I've told you before just a few moments ago that people have seen things in me that I didn't necessarily own in myself for many, many, many years. there are a few that are in the do group from the first time I attended to actually. Were telling me that I had something that I was being stingy with that's what I'm working on.
Anne: Oh, that gives me goosebumps. you know, just when people start telling you, I see this in you, you can do this. That's your gift. Thank you so much. And especially even, coming back and getting a ping from somebody not even in dentistry anymore.

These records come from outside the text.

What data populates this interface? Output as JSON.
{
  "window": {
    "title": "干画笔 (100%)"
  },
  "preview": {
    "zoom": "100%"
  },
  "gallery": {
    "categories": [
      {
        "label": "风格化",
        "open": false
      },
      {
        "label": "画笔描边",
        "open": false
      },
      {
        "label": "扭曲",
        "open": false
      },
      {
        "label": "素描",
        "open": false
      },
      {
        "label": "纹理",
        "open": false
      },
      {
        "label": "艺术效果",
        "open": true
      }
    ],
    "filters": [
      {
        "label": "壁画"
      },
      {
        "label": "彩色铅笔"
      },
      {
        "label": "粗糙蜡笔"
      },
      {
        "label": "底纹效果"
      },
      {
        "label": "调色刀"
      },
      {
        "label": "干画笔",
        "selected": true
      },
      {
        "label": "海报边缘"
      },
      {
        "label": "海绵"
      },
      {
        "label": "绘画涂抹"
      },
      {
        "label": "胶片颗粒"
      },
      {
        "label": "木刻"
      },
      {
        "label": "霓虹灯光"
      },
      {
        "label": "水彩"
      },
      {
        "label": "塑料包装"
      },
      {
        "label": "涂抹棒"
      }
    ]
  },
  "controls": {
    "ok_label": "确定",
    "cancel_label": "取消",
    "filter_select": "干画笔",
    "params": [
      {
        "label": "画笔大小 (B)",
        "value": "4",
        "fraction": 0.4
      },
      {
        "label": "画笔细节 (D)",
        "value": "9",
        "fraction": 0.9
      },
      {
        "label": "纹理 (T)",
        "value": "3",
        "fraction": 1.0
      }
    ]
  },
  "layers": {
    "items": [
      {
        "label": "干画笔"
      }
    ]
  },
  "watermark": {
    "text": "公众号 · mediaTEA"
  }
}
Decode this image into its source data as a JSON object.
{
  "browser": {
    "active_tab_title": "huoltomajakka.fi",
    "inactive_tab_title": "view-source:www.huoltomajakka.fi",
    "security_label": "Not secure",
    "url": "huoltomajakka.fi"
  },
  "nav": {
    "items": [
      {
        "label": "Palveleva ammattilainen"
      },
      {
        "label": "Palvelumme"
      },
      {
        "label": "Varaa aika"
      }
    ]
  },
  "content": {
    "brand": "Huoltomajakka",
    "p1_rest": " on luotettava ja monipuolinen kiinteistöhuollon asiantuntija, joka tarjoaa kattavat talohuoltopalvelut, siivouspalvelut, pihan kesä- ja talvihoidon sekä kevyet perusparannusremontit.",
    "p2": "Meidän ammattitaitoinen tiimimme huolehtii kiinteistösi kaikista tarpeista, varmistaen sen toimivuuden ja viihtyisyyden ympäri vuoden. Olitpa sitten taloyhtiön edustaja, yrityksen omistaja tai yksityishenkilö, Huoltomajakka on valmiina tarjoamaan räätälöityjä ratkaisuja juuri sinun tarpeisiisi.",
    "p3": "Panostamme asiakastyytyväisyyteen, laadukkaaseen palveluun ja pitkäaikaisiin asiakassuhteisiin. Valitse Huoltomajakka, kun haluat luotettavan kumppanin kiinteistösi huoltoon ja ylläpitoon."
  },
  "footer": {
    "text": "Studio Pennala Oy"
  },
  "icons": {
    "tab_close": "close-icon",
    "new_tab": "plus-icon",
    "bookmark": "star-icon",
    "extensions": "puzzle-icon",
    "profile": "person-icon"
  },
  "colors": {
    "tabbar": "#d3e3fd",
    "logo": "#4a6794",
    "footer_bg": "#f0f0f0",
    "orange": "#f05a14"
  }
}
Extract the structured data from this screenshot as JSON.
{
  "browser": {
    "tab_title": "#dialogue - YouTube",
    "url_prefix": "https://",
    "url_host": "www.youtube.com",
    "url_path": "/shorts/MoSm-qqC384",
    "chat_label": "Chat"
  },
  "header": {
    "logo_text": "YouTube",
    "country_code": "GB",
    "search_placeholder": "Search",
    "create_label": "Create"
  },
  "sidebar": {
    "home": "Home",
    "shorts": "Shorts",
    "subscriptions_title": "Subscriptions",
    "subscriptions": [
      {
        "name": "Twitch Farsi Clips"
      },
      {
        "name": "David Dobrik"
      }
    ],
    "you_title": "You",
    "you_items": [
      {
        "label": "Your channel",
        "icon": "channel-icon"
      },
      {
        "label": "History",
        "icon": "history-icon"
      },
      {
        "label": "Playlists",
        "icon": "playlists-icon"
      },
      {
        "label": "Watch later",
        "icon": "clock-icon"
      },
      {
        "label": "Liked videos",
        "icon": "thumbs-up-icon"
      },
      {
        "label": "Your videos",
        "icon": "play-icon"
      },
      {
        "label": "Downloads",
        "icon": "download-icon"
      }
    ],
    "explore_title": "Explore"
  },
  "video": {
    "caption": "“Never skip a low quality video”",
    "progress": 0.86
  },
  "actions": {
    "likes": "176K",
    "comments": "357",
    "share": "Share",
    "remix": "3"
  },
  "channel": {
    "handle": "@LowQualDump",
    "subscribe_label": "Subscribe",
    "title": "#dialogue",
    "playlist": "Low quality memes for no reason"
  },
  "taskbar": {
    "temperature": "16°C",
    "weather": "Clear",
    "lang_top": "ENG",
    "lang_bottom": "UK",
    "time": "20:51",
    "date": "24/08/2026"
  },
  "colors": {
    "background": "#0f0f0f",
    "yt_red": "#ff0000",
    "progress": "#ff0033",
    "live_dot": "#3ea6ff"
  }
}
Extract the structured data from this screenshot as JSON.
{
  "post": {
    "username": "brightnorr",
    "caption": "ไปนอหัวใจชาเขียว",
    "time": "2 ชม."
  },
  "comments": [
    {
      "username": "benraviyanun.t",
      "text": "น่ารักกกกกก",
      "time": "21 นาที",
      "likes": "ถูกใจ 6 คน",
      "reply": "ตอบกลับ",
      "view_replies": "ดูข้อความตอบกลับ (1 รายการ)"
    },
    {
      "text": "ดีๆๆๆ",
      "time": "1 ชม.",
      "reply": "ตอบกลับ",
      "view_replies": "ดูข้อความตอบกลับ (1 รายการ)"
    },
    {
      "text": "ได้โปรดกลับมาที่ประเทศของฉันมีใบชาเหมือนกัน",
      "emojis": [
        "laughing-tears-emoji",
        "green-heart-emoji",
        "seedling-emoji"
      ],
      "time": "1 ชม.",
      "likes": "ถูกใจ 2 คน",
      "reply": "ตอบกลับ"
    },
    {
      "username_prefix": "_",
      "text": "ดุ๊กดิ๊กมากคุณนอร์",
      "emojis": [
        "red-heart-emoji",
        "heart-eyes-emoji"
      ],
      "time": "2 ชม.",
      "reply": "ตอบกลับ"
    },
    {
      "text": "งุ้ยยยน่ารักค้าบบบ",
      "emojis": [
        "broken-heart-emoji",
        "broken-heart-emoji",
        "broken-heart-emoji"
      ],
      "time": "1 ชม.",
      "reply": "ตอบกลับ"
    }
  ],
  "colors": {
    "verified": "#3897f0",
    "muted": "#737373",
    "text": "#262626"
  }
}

So, okay, you know, she would be a do because she had a toe in dentistry at one point. Because I think dentistry attracts Women and men. They have something special about them, so again, it's really validating to you to keep on your path, Sarah, and then keep exploring what's next. I can't wait to follow your career in five years, and I can't wait to see you in October at our retreat and imparting words for our listeners here that are, wondering, what am I supposed to do?
What is my talent? Any parting words for someone that's listening that's maybe struggling on it? Thank you. What maybe their next step would be, get
Sarah: silent and start writing. don't think anything of it when you're putting it on the page, just go.
And then give yourself the gift of rereading it a week later, two weeks later, and just get quiet and get still. It comes to you.
Anne: There's no time like the present to do that. I'm gonna, I'm gonna get off this podcast today and jot down a few things that we talked about that you lit my fire. And I thank you for that, Sarah.
So you just have the best day. Thank you so much for being here. How do people get in touch with you if they want to get some of your consulting, inspiration and knowledge? Yeah, they
Sarah: can reach out to me by email at Sarah S A R A H at Incito Enterprises, so I'll spell that out. I N C I T O Enterprises with an S dot com, or they can call me 480.
861 8109. I'm up the crack of dawn out here in Arizona. So no time is too early. Oh
Anne: my gosh. Thank you so much. And I'm going to follow you on social media too, because I know that you've put those inspirational words out there every once in a while and they lift me up. Sometimes when I'm getting started in my day, I love, hearing from you and I just wish you all the best and I can't wait to see you and I'll see you on the road.
Okay. Thank you,
Anne: It's a pleasure.